Based on drill core observations and geochemistry, a second deformation event (D2) was identified; a north-south shortening related to the Beatty River Fault. The D2 event produced folds and east-northeast (ENE)-striking, south dipping S2 joints, fractures and faults axial planar to the folds (e.g. the interpreted Groomes Lake, Arthur and Cristobol Faults). Where the ENE-striking Arthur Fault intersects both the Shearwater conductor and felsic-mafic transition zones, strong alteration, displacement and low-grade uranium mineralization is observed.
Reinterpretation of previous drilling while integrating the Shea Creek deposit model has identified priority exploration targets where interpreted faults (i.e. Arthur and Cristobal faults) crosscut both the conductive anomalies and interpreted mafic-felsic transitions.
The most prospective target may be the Groomes Lake conductor which, unlike other conductors, strikes north-east.
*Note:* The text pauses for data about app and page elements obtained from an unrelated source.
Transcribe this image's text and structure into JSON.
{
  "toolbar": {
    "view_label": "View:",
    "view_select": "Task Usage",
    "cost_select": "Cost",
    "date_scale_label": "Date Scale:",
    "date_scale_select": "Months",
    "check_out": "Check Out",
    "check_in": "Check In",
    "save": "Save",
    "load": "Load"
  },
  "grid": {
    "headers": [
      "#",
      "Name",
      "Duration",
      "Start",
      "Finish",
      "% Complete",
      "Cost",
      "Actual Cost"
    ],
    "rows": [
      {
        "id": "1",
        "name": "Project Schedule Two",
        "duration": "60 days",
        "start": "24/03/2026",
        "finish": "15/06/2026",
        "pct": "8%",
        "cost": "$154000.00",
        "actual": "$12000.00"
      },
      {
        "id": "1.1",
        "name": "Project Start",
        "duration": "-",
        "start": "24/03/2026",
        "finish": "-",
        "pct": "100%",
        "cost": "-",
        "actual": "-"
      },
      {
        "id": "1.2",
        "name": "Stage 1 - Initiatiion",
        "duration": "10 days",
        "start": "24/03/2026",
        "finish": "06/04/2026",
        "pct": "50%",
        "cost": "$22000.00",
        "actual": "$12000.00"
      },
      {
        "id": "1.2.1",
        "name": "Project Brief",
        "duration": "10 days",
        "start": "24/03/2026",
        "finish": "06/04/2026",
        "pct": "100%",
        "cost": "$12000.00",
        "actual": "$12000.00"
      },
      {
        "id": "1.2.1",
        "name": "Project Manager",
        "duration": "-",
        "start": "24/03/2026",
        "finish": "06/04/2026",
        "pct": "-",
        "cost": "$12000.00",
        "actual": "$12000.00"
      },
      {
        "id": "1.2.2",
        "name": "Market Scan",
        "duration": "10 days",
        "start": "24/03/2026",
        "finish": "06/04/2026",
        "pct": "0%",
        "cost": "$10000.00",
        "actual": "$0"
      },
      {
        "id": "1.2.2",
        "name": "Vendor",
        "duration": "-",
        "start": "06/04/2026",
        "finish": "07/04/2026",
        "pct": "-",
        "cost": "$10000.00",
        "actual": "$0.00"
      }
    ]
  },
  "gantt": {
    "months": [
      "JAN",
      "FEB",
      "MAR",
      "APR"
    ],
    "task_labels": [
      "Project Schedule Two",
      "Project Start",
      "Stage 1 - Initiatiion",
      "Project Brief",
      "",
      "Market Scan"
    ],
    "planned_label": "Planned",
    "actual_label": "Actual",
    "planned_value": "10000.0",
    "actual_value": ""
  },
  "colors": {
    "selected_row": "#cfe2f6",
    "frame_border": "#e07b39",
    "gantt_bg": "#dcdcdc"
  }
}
When accommodating north-south compression (D2), which produced the east-west faults (S2), this orientation may have been favourable for enhanced dilation, fluid flow and uranium deposition.
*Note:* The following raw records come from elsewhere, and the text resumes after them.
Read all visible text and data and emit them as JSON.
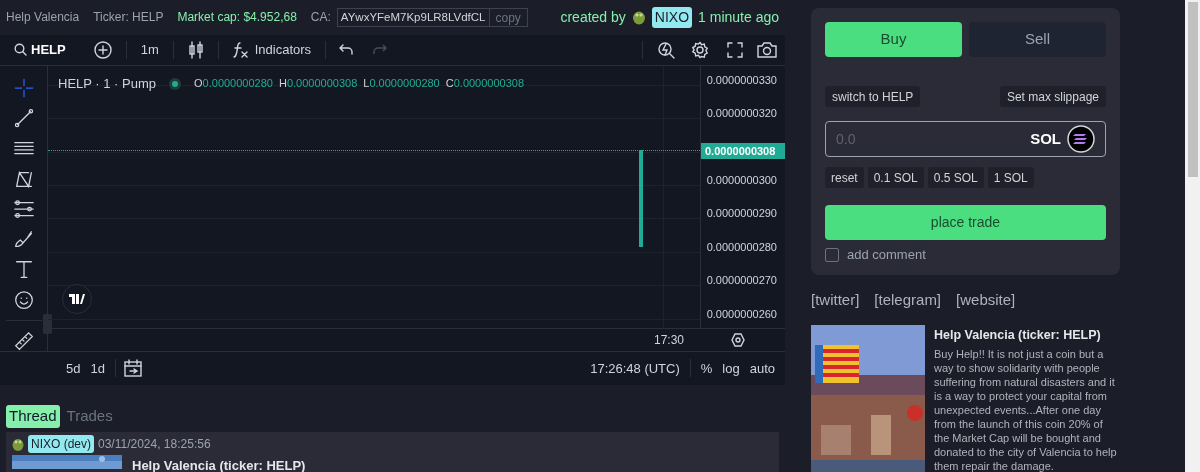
{
  "header": {
    "name": "Help Valencia",
    "ticker": "Ticker: HELP",
    "market_cap": "Market cap: $4.952,68",
    "ca_label": "CA:",
    "ca_value": "AYwxYFeM7Kp9LR8LVdfCL",
    "copy_button": "copy",
    "created_by": "created by",
    "creator": "NIXO",
    "time_ago": "1 minute ago"
  },
  "chart_toolbar": {
    "symbol": "HELP",
    "interval": "1m",
    "indicators": "Indicators"
  },
  "chart": {
    "legend_title": "HELP · 1 · Pump",
    "ohlc": [
      {
        "label": "O",
        "value": "0.0000000280"
      },
      {
        "label": "H",
        "value": "0.0000000308"
      },
      {
        "label": "L",
        "value": "0.0000000280"
      },
      {
        "label": "C",
        "value": "0.0000000308"
      }
    ],
    "price_labels": [
      "0.0000000330",
      "0.0000000320",
      "0.0000000300",
      "0.0000000290",
      "0.0000000280",
      "0.0000000270",
      "0.0000000260"
    ],
    "current_price": "0.0000000308",
    "time_label": "17:30"
  },
  "chart_bottom": {
    "ranges": [
      "5d",
      "1d"
    ],
    "clock": "17:26:48 (UTC)",
    "options": [
      "%",
      "log",
      "auto"
    ]
  },
  "thread_tabs": [
    {
      "label": "Thread",
      "selected": true
    },
    {
      "label": "Trades",
      "selected": false
    }
  ],
  "comment": {
    "user": "NIXO (dev)",
    "date": "03/11/2024, 18:25:56",
    "title": "Help Valencia (ticker: HELP)"
  },
  "trade_panel": {
    "sides": [
      {
        "label": "Buy",
        "selected": true
      },
      {
        "label": "Sell",
        "selected": false
      }
    ],
    "switch_button": "switch to HELP",
    "slippage_button": "Set max slippage",
    "amount": {
      "placeholder": "0.0",
      "currency": "SOL"
    },
    "presets": [
      "reset",
      "0.1 SOL",
      "0.5 SOL",
      "1 SOL"
    ],
    "submit": "place trade",
    "add_comment": {
      "label": "add comment",
      "checked": false
    }
  },
  "links": [
    "[twitter]",
    "[telegram]",
    "[website]"
  ],
  "token_info": {
    "title": "Help Valencia (ticker: HELP)",
    "description": "Buy Help!! It is not just a coin but a way to show solidarity with people suffering from natural disasters and it is a way to protect your capital from unexpected events...After one day from the launch of this coin 20% of the Market Cap will be bought and donated to the city of Valencia to help them repair the damage."
  }
}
Smart Lake Project
Purepoint, as operator, holds a 27% ownership of the Smart Lake project in joint venture with Cameco Corp.
The Smart Lake property includes two claims with a total area of 9,860 hectares situated in the southwestern portion of the Athabasca Basin, approximately 60 km south of the former Cluff Lake mine and 18 km west-northwest of Purepoint’s Hook Lake JV Project.
Depth to the unconformity, where it occurs, is relatively shallow at less than 350 metres.
Aeromagnetic and electromagnetic patterns at Smart Lake reflect an extension of the patterns underlying the Shea Creek deposits (Indicated resource of 68M lbs at 1.48% U3O8) 55 km north of the property. Exploration by Purepoint and Cameco has firmly established the presence of uranium mineralization, hydrothermal alteration and the location of a number of basement electromagnetic conductors and cross-cutting east-west structures yet to be drill tested.
Similar to the Kianna fault at Shea Creek, known uranium mineralization at the Smart Lake project is associated with the intersection of the east-west Arthur Fault and north-south-striking fluid/chemical traps including the Shearwater conductor and chloritized mafic orthogneiss. The occurrence of low-grade uranium mineralization along the Arthur Fault away from Shearwater conductor underscore the need to target east-west structures both at the intersection with conductive anomalies and at magnetically interpreted lithological contacts.
Additional east-west striking faults (Groomes Lake and Cristobal) have been interpreted from examination of airborne magnetic and electromagnetic surveys. These faults are spatially related with strong EM conductors identified in both airborne and ground-based surveys.
The best uranium intercepts for each hole of the 2008 and 2012 drill programs are provided below. Note that holes SMT08-03 and 04 were drilled along strike over 4 km south of the other drill holes and their results suggest background uranium concentrations in basement rocks are typically less than 4 ppm.
|Hole ID||Hole Depth||Maximum Radiation|
|Max. CPS||U (ppm)||Interval (m)||From (m)||To (m)|
Purepoint Uranium Group Inc. (TSXV: PTU) is focused on the precision exploration of its ten projects in the Canadian Athabasca Basin, the world’s richest uranium region. Established in the Athabasca Basin well before the initial resurgence in uranium earlier last decade, Purepoint’s flagship project is the Hook Lake Project, a joint venture with two of the largest uranium suppliers in the world, Cameco Corp. and Orano Canada Inc. The Hook Lake JV is on trend with recent high-grade uranium discoveries including Fission Uranium’s Triple R Deposit, NexGen’s Arrow Deposit and Purepoint’s Spitfire discovery.
Source: Purepoint Uranium Group Inc.